• Bladder and kidney problems. These can be diagnosed with a cystoscopy and biopsies. This is usually accompanied with fever and nausea and urinary problems.
• Sacroiliac Joint Pain (SJP). The sacrum consists of 5 vertebrae fused together and are joined to the iliac bones. This joint can cause pain due to muscle imbalances, natural wear and tear of the joint and loss of bone strength.
• Muscle imbalances between each side of the spinal erectors. This can be caused by one side of the lower back being stronger than the other. Common causes of this are misalignment”s in the body causing the user to overcompensate for one side.
What causes herniated disc pain?
A disc herniation involves a disc that has been damaged and is now situated beyond its normal anatomical range. The disc may be bulging slightly or the bulge may be large and may be encroaching upon spinal nerves. It all depends on the size of the bulge and the amount of space in the spinal canal. People may have large disc herniation’s yet have no symptoms of sciatica due to having a large amount of space in their spinal canal. Inversely, a person may have a small disc bulge yet have excruciating pain in their legs as they have a narrow spinal canal and the disc is pressing on nerves.
Be aware that people can also have large disc herniation’s and be asymptomatic. The body can “adapt” to a herniated disc in such a way that the pain is lessened.
Lower back pain caused by a bulging or herniated disc is due to:
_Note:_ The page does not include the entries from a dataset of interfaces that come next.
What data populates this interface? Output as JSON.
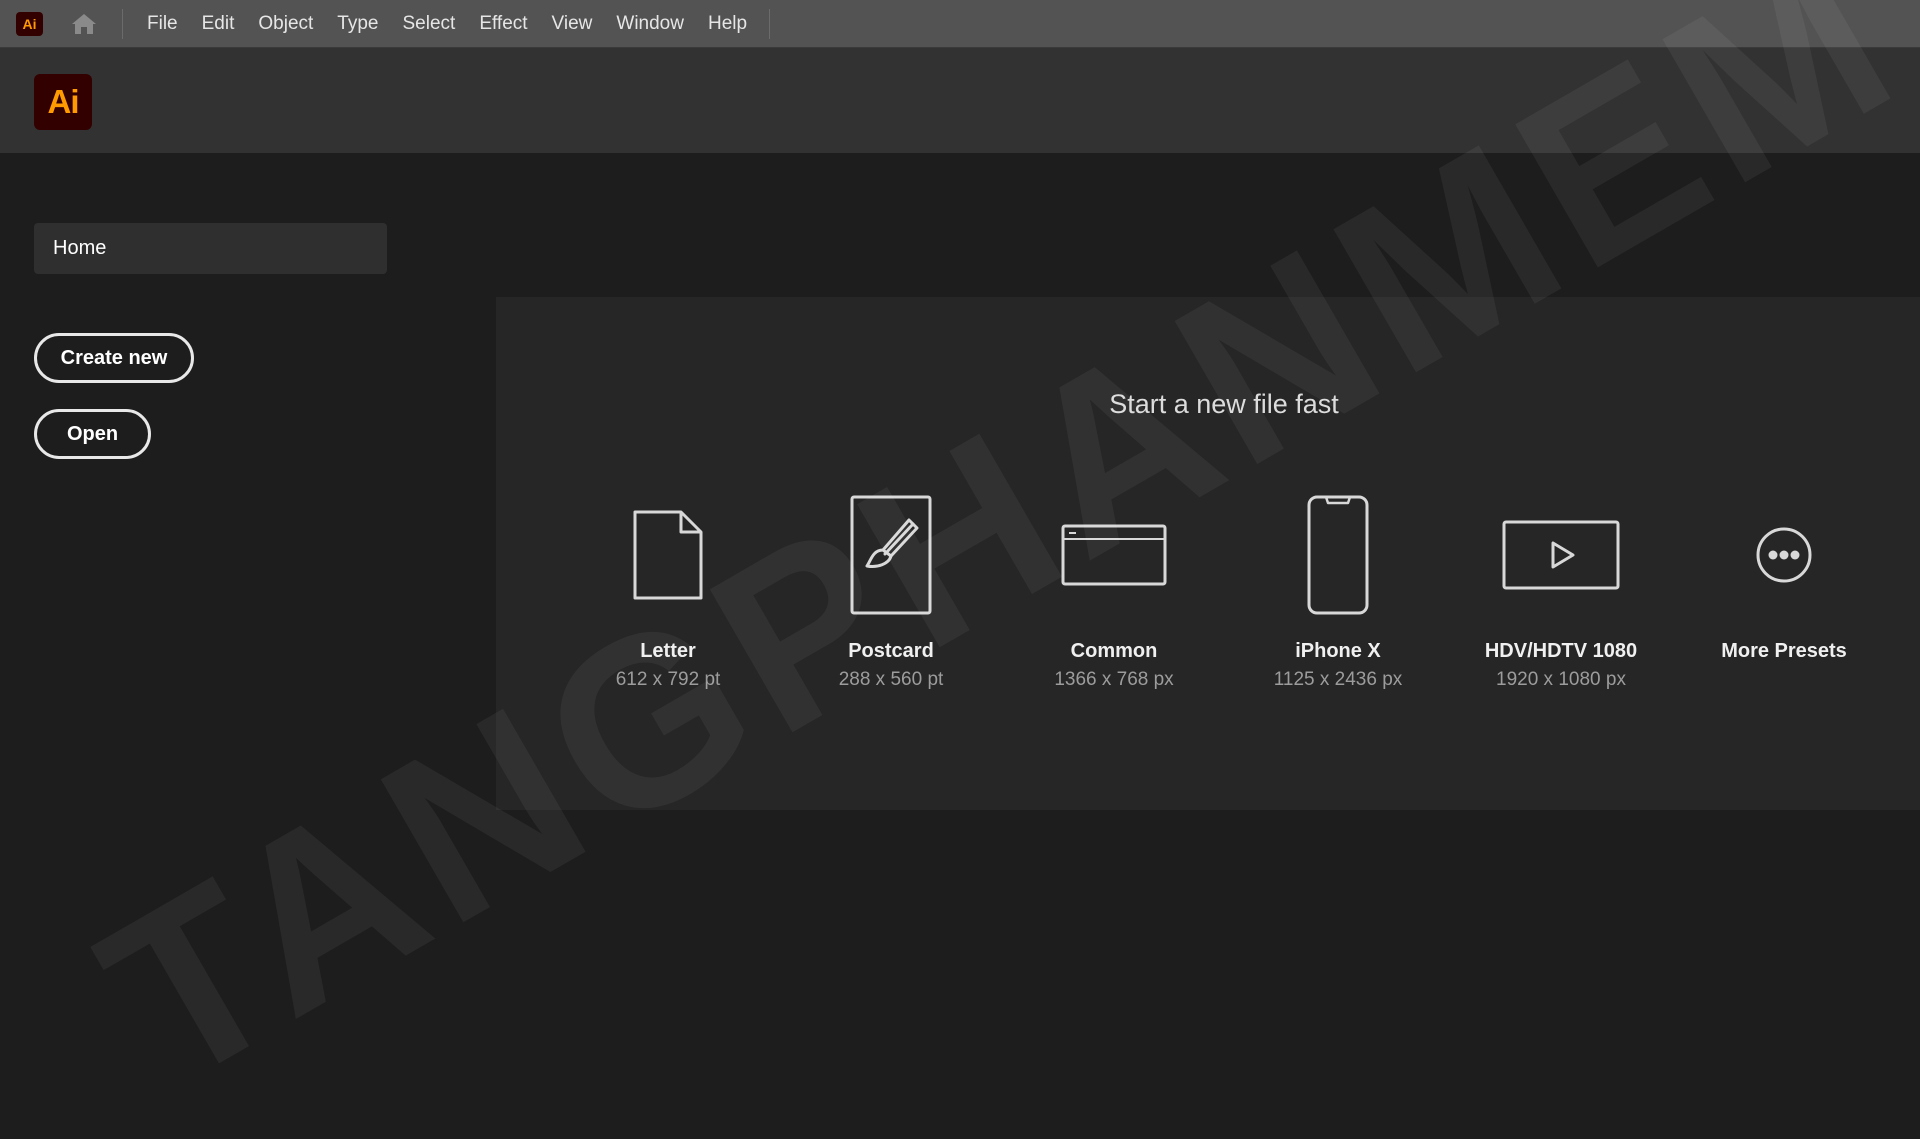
{
  "app": {
    "mini_logo": "Ai",
    "logo": "Ai",
    "accent_color": "#ff9a00",
    "logo_bg": "#330000"
  },
  "menubar": {
    "items": [
      "File",
      "Edit",
      "Object",
      "Type",
      "Select",
      "Effect",
      "View",
      "Window",
      "Help"
    ]
  },
  "sidebar": {
    "home_label": "Home",
    "create_new_label": "Create new",
    "open_label": "Open"
  },
  "main": {
    "title": "Start a new file fast",
    "presets": [
      {
        "name": "Letter",
        "size": "612 x 792 pt",
        "icon": "document-icon"
      },
      {
        "name": "Postcard",
        "size": "288 x 560 pt",
        "icon": "brush-icon"
      },
      {
        "name": "Common",
        "size": "1366 x 768 px",
        "icon": "browser-window-icon"
      },
      {
        "name": "iPhone X",
        "size": "1125 x 2436 px",
        "icon": "phone-icon"
      },
      {
        "name": "HDV/HDTV 1080",
        "size": "1920 x 1080 px",
        "icon": "video-play-icon"
      },
      {
        "name": "More Presets",
        "size": "",
        "icon": "more-icon"
      }
    ]
  },
  "watermark": "TANGPHANMEM"
}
• Inflammation, especially if the injury is new or the disc has been reinjured
• Chemical irritation. This occurs as the nucleus pulposus (the substance within the disc) is treated as a foreign material when it comes into contact with the human body. Chemical irritation may also be produced from a disc that is pressing on nerves and the protective sac (thecal sac) containing the spinal nerves; this occurs because nerves and the sac do not come into contact with other hard structures such as discs and vertebrae – they are only surrounded by spinal fluids. The thecal sac contains spinal fluid that provides nutrition to the spinal cord and nerves.
• Mechanical irritation. This occurs when performing movements such as bending forward or backward; it is a pain signal warning the person to maintain a neutral spine and not execute a large range of motion while it heals the disc injury.
Click here to read the main guide about healing a herniated disc.